### [Problem to solve]
Report each line of the records below that uses the word "this".

### [Extracted entries]
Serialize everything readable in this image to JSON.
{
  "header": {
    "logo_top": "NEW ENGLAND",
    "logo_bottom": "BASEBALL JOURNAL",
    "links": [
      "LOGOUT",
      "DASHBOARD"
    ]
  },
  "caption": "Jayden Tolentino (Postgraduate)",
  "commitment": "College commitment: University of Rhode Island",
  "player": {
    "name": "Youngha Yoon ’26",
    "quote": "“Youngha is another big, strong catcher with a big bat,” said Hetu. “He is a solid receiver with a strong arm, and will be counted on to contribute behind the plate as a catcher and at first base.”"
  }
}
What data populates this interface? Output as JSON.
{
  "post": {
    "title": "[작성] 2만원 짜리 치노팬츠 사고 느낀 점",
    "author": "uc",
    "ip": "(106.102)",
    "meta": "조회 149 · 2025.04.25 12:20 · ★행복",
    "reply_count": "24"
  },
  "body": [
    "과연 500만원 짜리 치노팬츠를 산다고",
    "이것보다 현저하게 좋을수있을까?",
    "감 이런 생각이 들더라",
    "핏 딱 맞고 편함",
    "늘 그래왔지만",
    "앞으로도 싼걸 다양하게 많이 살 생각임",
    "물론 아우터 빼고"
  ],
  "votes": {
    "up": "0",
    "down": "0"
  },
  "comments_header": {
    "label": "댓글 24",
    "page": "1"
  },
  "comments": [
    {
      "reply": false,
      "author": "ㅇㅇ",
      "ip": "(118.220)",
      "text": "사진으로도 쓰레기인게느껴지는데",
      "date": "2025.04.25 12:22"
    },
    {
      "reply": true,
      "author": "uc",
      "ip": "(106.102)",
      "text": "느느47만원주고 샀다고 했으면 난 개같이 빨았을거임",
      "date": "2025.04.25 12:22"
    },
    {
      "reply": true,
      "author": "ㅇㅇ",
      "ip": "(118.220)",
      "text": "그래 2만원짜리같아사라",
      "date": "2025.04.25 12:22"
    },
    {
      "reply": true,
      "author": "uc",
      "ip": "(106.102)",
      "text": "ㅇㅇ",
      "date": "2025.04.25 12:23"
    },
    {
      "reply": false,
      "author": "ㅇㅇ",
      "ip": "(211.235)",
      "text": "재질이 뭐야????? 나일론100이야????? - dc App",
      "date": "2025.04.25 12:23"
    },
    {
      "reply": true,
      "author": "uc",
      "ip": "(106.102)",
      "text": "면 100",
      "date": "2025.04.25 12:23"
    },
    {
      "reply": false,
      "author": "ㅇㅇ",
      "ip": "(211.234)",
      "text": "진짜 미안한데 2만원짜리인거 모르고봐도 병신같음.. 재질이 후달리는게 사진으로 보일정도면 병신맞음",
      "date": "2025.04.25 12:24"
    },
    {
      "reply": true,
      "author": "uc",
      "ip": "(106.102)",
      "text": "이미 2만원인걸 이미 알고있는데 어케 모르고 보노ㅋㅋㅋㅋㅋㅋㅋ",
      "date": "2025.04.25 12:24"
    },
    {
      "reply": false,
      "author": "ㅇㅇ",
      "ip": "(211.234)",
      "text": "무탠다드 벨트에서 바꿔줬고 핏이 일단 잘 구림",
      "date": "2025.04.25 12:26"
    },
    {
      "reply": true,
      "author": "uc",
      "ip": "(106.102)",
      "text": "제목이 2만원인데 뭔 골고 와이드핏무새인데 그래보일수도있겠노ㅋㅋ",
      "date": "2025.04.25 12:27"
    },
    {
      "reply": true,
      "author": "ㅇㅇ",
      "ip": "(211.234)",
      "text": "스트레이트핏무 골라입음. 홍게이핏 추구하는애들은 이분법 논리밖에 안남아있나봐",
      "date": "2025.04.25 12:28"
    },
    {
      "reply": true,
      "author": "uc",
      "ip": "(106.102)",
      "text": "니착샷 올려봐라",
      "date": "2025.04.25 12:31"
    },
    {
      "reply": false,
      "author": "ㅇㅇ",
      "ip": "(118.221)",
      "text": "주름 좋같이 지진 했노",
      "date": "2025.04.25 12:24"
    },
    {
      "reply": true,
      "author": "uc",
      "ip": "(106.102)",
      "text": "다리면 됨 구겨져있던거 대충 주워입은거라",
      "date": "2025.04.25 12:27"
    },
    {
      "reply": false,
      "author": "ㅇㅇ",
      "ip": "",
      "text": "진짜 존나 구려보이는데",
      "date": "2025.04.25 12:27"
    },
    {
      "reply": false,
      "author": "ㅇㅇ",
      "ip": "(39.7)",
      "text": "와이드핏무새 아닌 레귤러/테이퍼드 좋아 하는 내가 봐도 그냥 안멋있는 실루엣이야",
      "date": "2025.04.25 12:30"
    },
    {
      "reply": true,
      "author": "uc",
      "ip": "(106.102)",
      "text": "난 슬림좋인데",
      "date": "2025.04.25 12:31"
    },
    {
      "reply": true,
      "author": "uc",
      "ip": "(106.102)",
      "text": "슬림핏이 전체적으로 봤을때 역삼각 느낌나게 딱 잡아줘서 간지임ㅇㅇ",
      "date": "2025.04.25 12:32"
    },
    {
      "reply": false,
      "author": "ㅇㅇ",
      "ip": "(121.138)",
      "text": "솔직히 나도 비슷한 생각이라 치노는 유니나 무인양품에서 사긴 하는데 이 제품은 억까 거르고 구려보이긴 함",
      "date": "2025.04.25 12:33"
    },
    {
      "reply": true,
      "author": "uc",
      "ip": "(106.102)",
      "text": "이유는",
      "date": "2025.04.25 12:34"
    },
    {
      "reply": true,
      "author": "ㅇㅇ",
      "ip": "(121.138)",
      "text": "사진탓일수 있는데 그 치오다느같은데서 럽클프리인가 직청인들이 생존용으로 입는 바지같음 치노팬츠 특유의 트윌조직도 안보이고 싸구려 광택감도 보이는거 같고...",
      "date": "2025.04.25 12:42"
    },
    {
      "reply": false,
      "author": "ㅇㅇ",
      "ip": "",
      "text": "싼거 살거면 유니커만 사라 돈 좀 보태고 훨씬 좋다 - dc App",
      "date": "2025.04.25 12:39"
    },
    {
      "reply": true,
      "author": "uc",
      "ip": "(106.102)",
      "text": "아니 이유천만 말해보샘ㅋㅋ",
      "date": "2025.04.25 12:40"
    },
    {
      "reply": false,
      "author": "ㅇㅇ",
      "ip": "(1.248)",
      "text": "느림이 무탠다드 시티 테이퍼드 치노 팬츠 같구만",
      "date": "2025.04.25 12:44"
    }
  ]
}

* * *

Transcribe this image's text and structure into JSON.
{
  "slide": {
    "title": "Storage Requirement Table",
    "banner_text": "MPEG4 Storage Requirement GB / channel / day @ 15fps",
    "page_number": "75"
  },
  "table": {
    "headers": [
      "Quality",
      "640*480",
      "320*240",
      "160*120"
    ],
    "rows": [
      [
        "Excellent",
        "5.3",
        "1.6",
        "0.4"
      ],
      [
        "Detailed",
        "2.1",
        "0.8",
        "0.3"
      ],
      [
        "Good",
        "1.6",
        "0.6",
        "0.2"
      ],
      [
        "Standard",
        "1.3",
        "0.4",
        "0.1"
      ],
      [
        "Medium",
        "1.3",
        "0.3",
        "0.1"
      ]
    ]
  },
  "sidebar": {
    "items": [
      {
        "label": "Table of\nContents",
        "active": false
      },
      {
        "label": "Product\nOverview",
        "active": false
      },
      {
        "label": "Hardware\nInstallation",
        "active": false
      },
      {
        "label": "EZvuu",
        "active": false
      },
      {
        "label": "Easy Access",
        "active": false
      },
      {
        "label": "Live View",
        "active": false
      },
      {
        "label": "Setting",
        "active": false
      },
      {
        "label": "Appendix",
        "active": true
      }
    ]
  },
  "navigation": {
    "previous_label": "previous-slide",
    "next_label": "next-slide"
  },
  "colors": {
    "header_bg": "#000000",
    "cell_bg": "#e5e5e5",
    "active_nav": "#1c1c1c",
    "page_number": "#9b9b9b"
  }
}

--

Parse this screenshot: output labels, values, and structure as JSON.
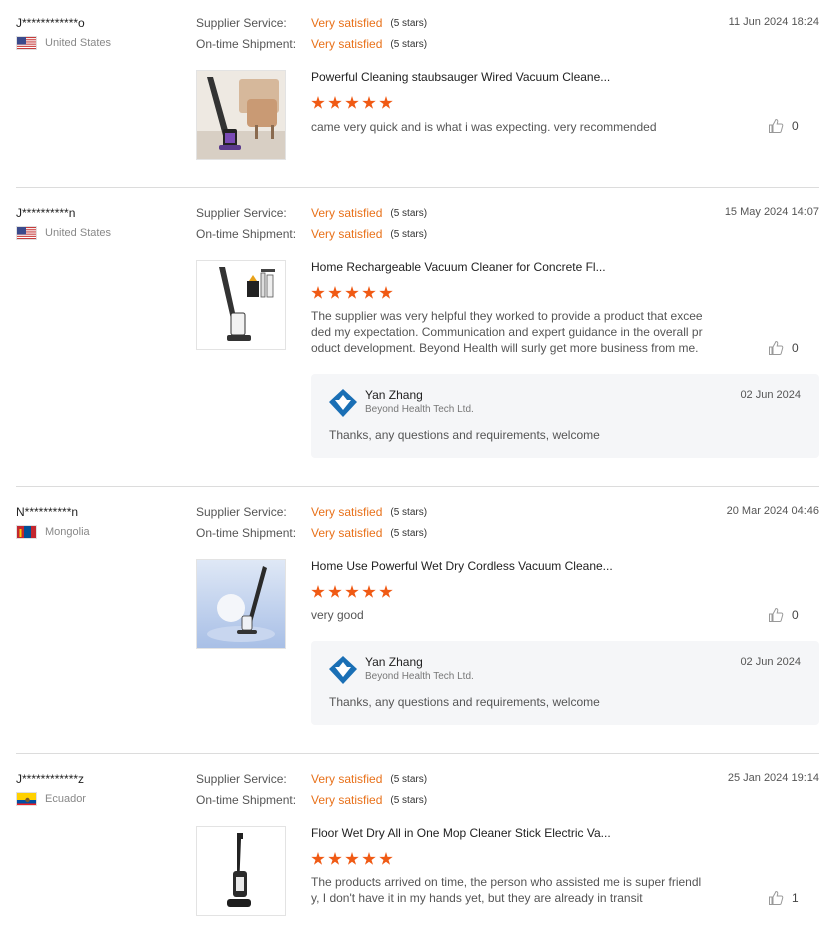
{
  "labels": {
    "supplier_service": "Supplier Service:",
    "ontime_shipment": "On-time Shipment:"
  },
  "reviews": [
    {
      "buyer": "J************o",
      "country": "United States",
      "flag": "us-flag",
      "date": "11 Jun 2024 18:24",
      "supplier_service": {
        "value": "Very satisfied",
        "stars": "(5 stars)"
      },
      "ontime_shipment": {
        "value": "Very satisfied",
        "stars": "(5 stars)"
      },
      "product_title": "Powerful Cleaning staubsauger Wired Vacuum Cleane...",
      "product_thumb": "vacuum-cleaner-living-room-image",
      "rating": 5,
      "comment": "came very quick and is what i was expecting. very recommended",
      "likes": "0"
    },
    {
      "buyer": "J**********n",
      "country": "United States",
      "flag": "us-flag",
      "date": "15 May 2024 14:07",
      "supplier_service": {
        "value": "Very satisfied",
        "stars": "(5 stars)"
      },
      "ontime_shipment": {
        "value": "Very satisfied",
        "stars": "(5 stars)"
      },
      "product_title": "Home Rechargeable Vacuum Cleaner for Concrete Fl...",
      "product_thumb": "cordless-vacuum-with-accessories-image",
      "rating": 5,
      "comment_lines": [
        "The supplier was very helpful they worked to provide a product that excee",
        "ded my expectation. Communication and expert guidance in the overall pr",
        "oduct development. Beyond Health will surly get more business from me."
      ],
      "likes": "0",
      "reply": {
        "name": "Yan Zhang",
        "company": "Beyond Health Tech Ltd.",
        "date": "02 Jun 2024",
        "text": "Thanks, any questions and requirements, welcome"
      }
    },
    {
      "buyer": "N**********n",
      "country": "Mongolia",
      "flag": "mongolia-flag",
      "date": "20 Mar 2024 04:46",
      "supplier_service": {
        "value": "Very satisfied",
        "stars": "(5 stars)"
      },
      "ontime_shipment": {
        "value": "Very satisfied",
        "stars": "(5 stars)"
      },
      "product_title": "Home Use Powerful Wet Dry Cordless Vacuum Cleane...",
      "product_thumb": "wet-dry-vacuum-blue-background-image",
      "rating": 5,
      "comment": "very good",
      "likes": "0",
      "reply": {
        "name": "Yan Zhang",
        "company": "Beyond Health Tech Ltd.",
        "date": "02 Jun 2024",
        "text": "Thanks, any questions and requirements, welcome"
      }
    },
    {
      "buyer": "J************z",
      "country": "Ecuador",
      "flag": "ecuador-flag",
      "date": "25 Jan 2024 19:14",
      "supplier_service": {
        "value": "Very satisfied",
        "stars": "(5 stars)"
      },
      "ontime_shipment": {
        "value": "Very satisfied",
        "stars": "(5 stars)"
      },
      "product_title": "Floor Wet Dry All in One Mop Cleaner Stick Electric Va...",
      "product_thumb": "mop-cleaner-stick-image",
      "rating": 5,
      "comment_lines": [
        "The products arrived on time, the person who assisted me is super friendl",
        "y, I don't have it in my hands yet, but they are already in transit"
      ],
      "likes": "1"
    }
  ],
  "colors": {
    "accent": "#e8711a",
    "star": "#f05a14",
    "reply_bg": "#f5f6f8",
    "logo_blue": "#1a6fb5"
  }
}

### [Written response]
Serialize everything readable in this image to JSON.
What data populates this interface? Output as JSON.
Transcribe this image's text and structure into JSON.
Parse this screenshot: output labels, values, and structure as JSON.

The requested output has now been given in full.